Solar flares: Be glad you’re on Earth, not Mars (+video) The Christian Science Monitor

When solar storms strike Earth, as they have this week, the planet’s magnetic field is a first line of defense against fast-moving clouds of charged particles hurtling from the sun. A new study hints at how important that line of defense is in fostering a livable planet.
During a bout of turbulence in the solar wind in 2008, researchers found that Mars lost oxygen atoms in its atmosphere 10 times faster than did Earth – an observation the team attributes at least in part to the relative strength of each planet’s magnetic field.
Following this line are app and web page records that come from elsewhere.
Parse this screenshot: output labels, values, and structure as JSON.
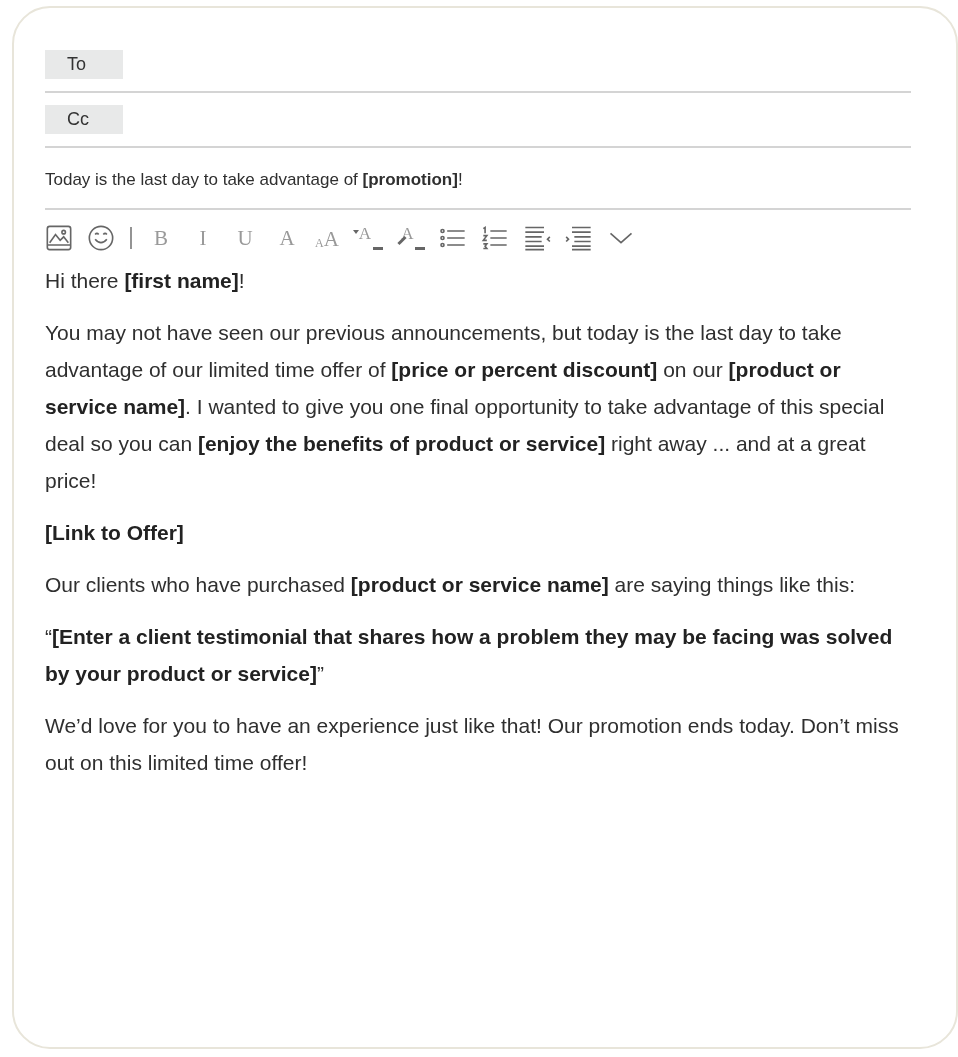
{
  "recipients": [
    {
      "label": "To"
    },
    {
      "label": "Cc"
    }
  ],
  "subject": "Today is the last day to take advantage of **[promotion]**!",
  "toolbar": [
    {
      "kind": "image"
    },
    {
      "kind": "emoji"
    },
    {
      "kind": "separator"
    },
    {
      "kind": "text",
      "label": "B"
    },
    {
      "kind": "text",
      "label": "I"
    },
    {
      "kind": "text",
      "label": "U"
    },
    {
      "kind": "text",
      "label": "A"
    },
    {
      "kind": "font-size",
      "label": "A",
      "label_2": "A"
    },
    {
      "kind": "font-color",
      "label": "A"
    },
    {
      "kind": "highlight",
      "label": "A"
    },
    {
      "kind": "bullets"
    },
    {
      "kind": "numbers"
    },
    {
      "kind": "outdent"
    },
    {
      "kind": "indent"
    },
    {
      "kind": "more"
    }
  ],
  "body": [
    "Hi there **[first name]**!",
    "You may not have seen our previous announcements, but today is the last day to take advantage of our limited time offer of **[price or percent discount]** on our **[product or service name]**. I wanted to give you one final opportunity to take advantage of this special deal so you can **[enjoy the benefits of product or service]** right away ... and at a great price!",
    "**[Link to Offer]**",
    "Our clients who have purchased **[product or service name]** are saying things like this:",
    "“**[Enter a client testimonial that shares how a problem they may be facing was solved by your product or service]**”",
    "We’d love for you to have an experience just like that! Our promotion ends today. Don’t miss out on this limited time offer!"
  ]
}
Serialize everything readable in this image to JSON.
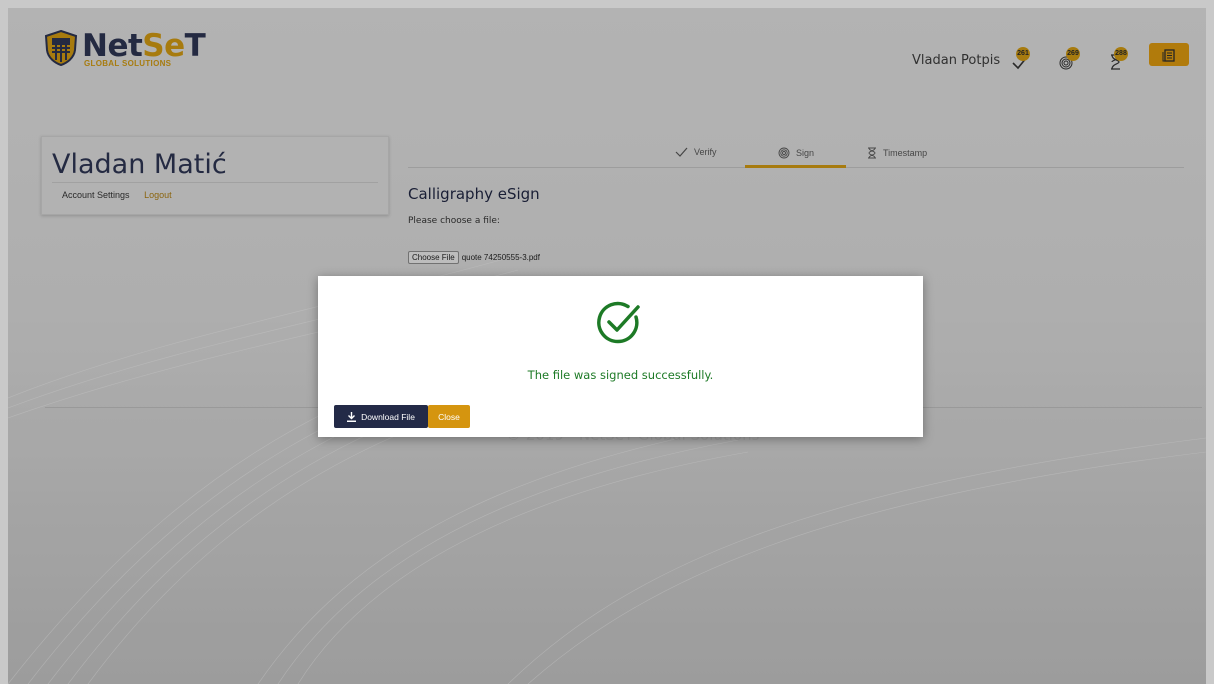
{
  "brand": {
    "name_part1": "Net",
    "name_part2": "Se",
    "name_part3": "T",
    "subtitle": "GLOBAL SOLUTIONS"
  },
  "header": {
    "user_name": "Vladan Potpis",
    "counters": [
      {
        "icon": "check-icon",
        "count": "261"
      },
      {
        "icon": "fingerprint-icon",
        "count": "269"
      },
      {
        "icon": "hourglass-icon",
        "count": "288"
      }
    ],
    "menu_icon": "document-list-icon"
  },
  "profile": {
    "name": "Vladan Matić",
    "account_settings": "Account Settings",
    "logout": "Logout"
  },
  "tabs": [
    {
      "label": "Verify",
      "icon": "check-icon",
      "active": false
    },
    {
      "label": "Sign",
      "icon": "fingerprint-icon",
      "active": true
    },
    {
      "label": "Timestamp",
      "icon": "hourglass-icon",
      "active": false
    }
  ],
  "main": {
    "title": "Calligraphy eSign",
    "prompt": "Please choose a file:",
    "file_button": "Choose File",
    "file_name": "quote 74250555-3.pdf"
  },
  "footer": {
    "copyright": "© 2019 - NetSeT Global Solutions"
  },
  "modal": {
    "icon": "success-check-circle-icon",
    "message": "The file was signed successfully.",
    "download_label": "Download File",
    "close_label": "Close"
  },
  "colors": {
    "brand_navy": "#2c3350",
    "brand_gold": "#c99513",
    "success_green": "#1d7a26",
    "download_button": "#232a47",
    "close_button": "#d5950f"
  }
}
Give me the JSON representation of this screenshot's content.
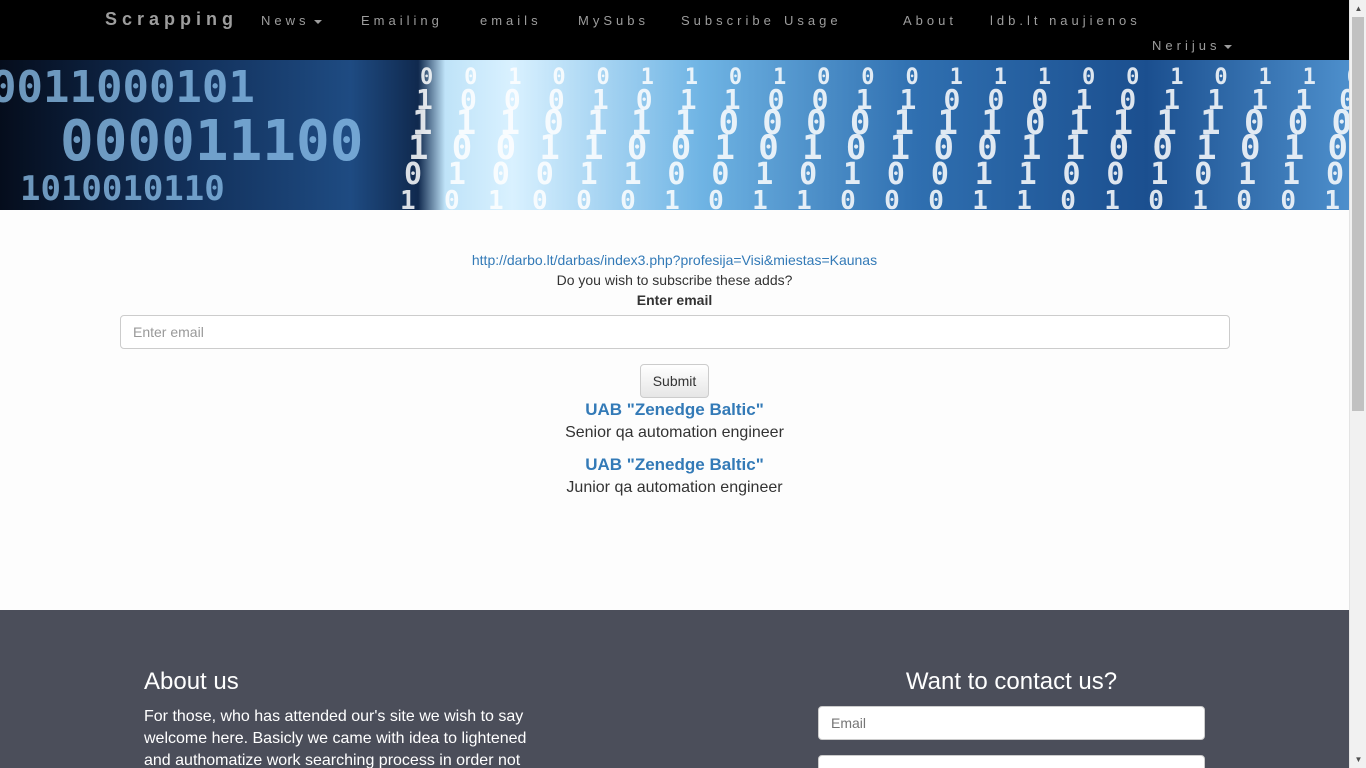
{
  "navbar": {
    "brand": "Scrapping",
    "items": [
      {
        "label": "News"
      },
      {
        "label": "Emailing"
      },
      {
        "label": "emails"
      },
      {
        "label": "MySubs"
      },
      {
        "label": "Subscribe"
      },
      {
        "label": "Usage"
      },
      {
        "label": "About"
      },
      {
        "label": "ldb.lt naujienos"
      }
    ],
    "user": "Nerijus"
  },
  "main": {
    "url": "http://darbo.lt/darbas/index3.php?profesija=Visi&miestas=Kaunas",
    "question": "Do you wish to subscribe these adds?",
    "email_label": "Enter email",
    "email_placeholder": "Enter email",
    "submit_label": "Submit",
    "results": [
      {
        "company": "UAB \"Zenedge Baltic\"",
        "position": "Senior qa automation engineer"
      },
      {
        "company": "UAB \"Zenedge Baltic\"",
        "position": "Junior qa automation engineer"
      }
    ]
  },
  "footer": {
    "about_title": "About us",
    "about_text": "For those, who has attended our's site we wish to say welcome here. Basicly we came with idea to lightened and authomatize work searching process in order not to",
    "contact_title": "Want to contact us?",
    "email_placeholder": "Email"
  },
  "banner": {
    "rows": [
      "0010011010001110010110",
      "1000101100110001011110",
      "1110111000011101111000",
      "1001100101010011001010",
      "0100110010100110010110",
      "1010001011000110101001"
    ]
  }
}
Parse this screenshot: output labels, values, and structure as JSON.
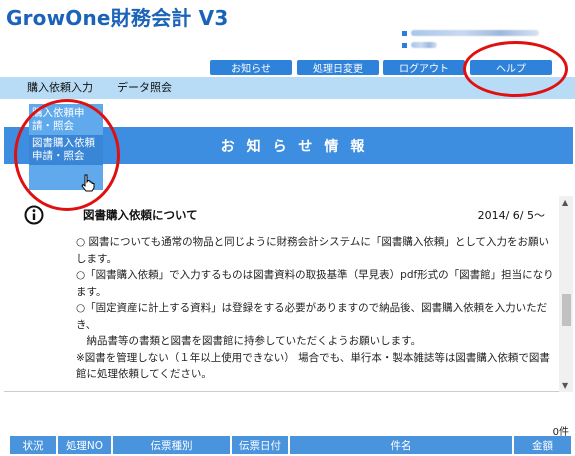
{
  "app": {
    "title": "GrowOne財務会計 V3"
  },
  "header_buttons": [
    {
      "label": "お知らせ"
    },
    {
      "label": "処理日変更"
    },
    {
      "label": "ログアウト"
    },
    {
      "label": "ヘルプ"
    }
  ],
  "menu": [
    {
      "label": "購入依頼入力"
    },
    {
      "label": "データ照会"
    }
  ],
  "dropdown": [
    {
      "label": "購入依頼申請・照会"
    },
    {
      "label": "図書購入依頼申請・照会"
    }
  ],
  "banner": {
    "title": "お知らせ情報"
  },
  "news": {
    "heading": "図書購入依頼について",
    "date": "2014/ 6/ 5～",
    "lines": [
      "○ 図書についても通常の物品と同じように財務会計システムに「図書購入依頼」として入力をお願いします。",
      "○「図書購入依頼」で入力するものは図書資料の取扱基準（早見表）pdf形式の「図書館」担当になります。",
      "○「固定資産に計上する資料」は登録をする必要がありますので納品後、図書購入依頼を入力いただき、",
      "　納品書等の書類と図書を図書館に持参していただくようお願いします。",
      "※図書を管理しない（１年以上使用できない） 場合でも、単行本・製本雑誌等は図書購入依頼で図書館に処理依頼してください。"
    ]
  },
  "result_count": "0件",
  "table_columns": [
    "状況",
    "処理NO",
    "伝票種別",
    "伝票日付",
    "件名",
    "金額"
  ],
  "colors": {
    "accent": "#3d8de0",
    "title": "#1a63b8",
    "menubar": "#b8dcf6",
    "annotation": "#e01010"
  }
}
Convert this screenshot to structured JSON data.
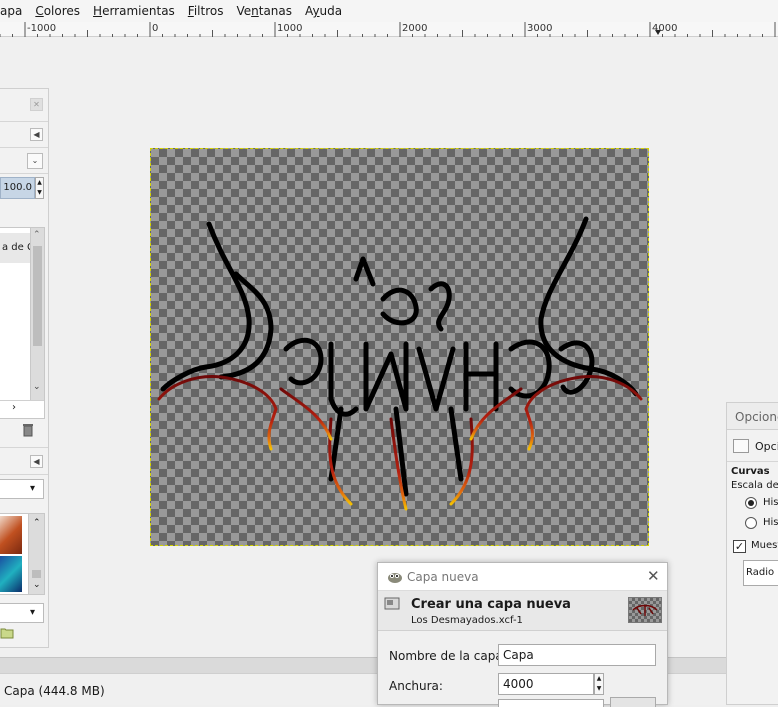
{
  "menubar": {
    "items": [
      {
        "label": "apa",
        "mnemonic": ""
      },
      {
        "label": "Colores",
        "mnemonic": "C"
      },
      {
        "label": "Herramientas",
        "mnemonic": "H"
      },
      {
        "label": "Filtros",
        "mnemonic": "F"
      },
      {
        "label": "Ventanas",
        "mnemonic": "n"
      },
      {
        "label": "Ayuda",
        "mnemonic": "y"
      }
    ]
  },
  "ruler": {
    "labels": [
      "-1000",
      "0",
      "1000",
      "2000",
      "3000",
      "4000"
    ]
  },
  "left_dock": {
    "opacity_value": "100.0",
    "list_item_text": "a de C"
  },
  "statusbar": {
    "text": "Capa (444.8 MB)"
  },
  "right_dock": {
    "title": "Opcione",
    "tab_label": "Opci",
    "section_title": "Curvas",
    "scale_label": "Escala del h",
    "radio_1": "Hist",
    "radio_2": "Hist",
    "checkbox_label": "Muest",
    "dropdown_value": "Radio"
  },
  "dialog": {
    "title": "Capa nueva",
    "header_title": "Crear una capa nueva",
    "header_subtitle": "Los Desmayados.xcf-1",
    "name_label": "Nombre de la capa:",
    "name_value": "Capa",
    "width_label": "Anchura:",
    "width_value": "4000"
  },
  "colors": {
    "checker_dark": "#666666",
    "checker_light": "#999999",
    "selection_border": "#d4d400",
    "logo_stroke": "#000000",
    "logo_red": "#8b0d0d",
    "logo_orange": "#e06a10",
    "logo_yellow": "#f5c000"
  }
}
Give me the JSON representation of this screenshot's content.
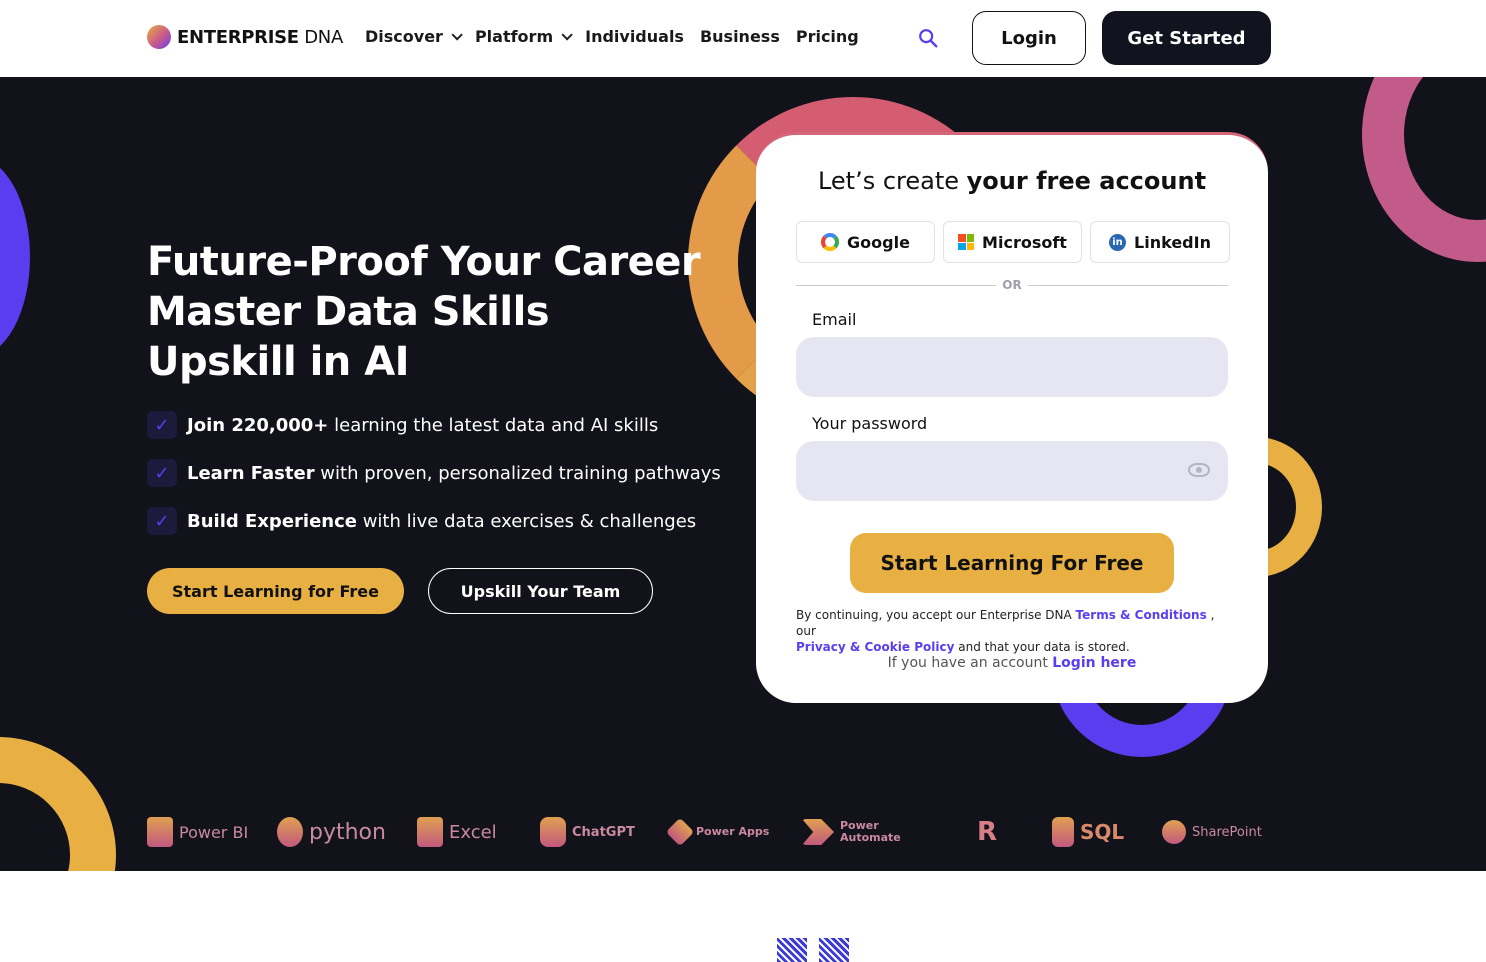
{
  "brand": {
    "name_bold": "ENTERPRISE",
    "name_light": " DNA"
  },
  "nav": {
    "links": [
      {
        "label": "Discover",
        "has_dropdown": true
      },
      {
        "label": "Platform",
        "has_dropdown": true
      },
      {
        "label": "Individuals",
        "has_dropdown": false
      },
      {
        "label": "Business",
        "has_dropdown": false
      },
      {
        "label": "Pricing",
        "has_dropdown": false
      }
    ],
    "login": "Login",
    "get_started": "Get Started"
  },
  "hero": {
    "title_lines": [
      "Future-Proof Your Career",
      "Master Data Skills",
      "Upskill in AI"
    ],
    "bullets": [
      {
        "bold": "Join 220,000+",
        "text": " learning the latest data and AI skills"
      },
      {
        "bold": "Learn Faster",
        "text": " with proven, personalized training pathways"
      },
      {
        "bold": "Build Experience",
        "text": " with live data exercises & challenges"
      }
    ],
    "cta_primary": "Start Learning for Free",
    "cta_secondary": "Upskill Your Team"
  },
  "signup": {
    "title_regular": "Let’s create ",
    "title_bold": "your free account",
    "social": {
      "google": "Google",
      "microsoft": "Microsoft",
      "linkedin": "LinkedIn"
    },
    "or": "OR",
    "email_label": "Email",
    "email_value": "",
    "password_label": "Your password",
    "password_value": "",
    "submit": "Start Learning For Free",
    "legal_prefix": "By continuing, you accept our Enterprise DNA ",
    "terms_link": "Terms & Conditions",
    "legal_mid": " , our",
    "privacy_link": "Privacy & Cookie Policy",
    "legal_suffix": " and that your data is stored.",
    "have_account": "If you have an account ",
    "login_here": "Login here"
  },
  "tools": [
    "Power BI",
    "python",
    "Excel",
    "ChatGPT",
    "Power Apps",
    "Power Automate",
    "R",
    "SQL",
    "SharePoint"
  ],
  "colors": {
    "accent_gold": "#e8b043",
    "accent_purple": "#5b3df0",
    "accent_pink": "#c25a8a",
    "hero_bg": "#12121b"
  }
}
It marks the first time researchers have measured the effects of the solar wind on two planets at the same time and under the same windy conditions, and there is hope that the study can be extended to Venus, which has no magnetic field at all.